# AIM OF THE EXERCISE:
Look through the records below, and whenever a line contains "icon", copy it.

Entries from a dataset of interfaces
<<<<

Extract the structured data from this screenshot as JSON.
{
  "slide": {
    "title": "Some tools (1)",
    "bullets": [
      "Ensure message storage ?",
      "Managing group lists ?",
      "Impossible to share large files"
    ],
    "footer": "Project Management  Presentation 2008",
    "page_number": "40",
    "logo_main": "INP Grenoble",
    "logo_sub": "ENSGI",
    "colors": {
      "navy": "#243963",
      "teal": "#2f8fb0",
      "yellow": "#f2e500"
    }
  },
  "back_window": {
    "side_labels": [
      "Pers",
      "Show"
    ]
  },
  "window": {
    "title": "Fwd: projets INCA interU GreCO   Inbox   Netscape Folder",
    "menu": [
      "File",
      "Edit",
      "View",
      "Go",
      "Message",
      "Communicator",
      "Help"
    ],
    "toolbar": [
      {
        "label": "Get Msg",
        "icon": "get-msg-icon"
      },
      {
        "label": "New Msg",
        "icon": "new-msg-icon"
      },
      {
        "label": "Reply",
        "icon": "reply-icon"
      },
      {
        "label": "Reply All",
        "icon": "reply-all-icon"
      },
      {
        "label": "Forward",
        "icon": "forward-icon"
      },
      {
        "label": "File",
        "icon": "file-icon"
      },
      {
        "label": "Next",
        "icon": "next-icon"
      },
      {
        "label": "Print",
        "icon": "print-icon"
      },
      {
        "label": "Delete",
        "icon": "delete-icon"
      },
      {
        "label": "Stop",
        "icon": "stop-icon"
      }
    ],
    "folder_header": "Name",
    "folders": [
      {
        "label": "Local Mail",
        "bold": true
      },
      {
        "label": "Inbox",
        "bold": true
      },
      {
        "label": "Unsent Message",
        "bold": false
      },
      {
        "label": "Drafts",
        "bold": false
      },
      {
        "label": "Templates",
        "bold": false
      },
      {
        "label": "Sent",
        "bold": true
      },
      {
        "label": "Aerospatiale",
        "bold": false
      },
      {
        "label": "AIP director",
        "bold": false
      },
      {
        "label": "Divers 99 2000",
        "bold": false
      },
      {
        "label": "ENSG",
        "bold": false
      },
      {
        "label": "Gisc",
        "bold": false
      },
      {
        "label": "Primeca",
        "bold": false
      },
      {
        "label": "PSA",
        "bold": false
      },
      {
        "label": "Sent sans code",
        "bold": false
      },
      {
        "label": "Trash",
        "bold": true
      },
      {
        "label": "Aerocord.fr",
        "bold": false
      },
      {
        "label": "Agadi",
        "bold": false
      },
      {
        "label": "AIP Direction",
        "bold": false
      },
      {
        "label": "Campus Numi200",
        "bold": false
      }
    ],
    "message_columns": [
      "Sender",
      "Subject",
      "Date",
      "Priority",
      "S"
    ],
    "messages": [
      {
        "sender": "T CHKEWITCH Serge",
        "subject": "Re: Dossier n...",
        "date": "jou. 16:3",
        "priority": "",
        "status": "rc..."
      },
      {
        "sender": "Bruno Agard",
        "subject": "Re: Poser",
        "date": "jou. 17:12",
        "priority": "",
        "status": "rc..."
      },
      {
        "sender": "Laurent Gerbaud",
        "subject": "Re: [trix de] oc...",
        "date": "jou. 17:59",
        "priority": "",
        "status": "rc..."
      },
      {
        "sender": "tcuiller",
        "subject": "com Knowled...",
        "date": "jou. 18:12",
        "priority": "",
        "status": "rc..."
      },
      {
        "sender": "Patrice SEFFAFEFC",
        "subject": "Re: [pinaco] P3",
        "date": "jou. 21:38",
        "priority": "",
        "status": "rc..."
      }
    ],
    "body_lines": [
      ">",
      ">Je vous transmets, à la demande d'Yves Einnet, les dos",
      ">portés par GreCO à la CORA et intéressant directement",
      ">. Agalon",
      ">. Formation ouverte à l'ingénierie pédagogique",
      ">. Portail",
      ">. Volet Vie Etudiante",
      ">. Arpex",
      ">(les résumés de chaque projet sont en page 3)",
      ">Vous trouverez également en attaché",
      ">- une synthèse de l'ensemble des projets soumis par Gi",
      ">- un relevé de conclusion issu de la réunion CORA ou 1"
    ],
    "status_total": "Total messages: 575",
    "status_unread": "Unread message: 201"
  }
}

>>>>

# YOUR SOLUTION:
        "icon": "get-msg-icon"
        "icon": "new-msg-icon"
        "icon": "reply-icon"
        "icon": "reply-all-icon"
        "icon": "forward-icon"
        "icon": "file-icon"
        "icon": "next-icon"
        "icon": "print-icon"
        "icon": "delete-icon"
        "icon": "stop-icon"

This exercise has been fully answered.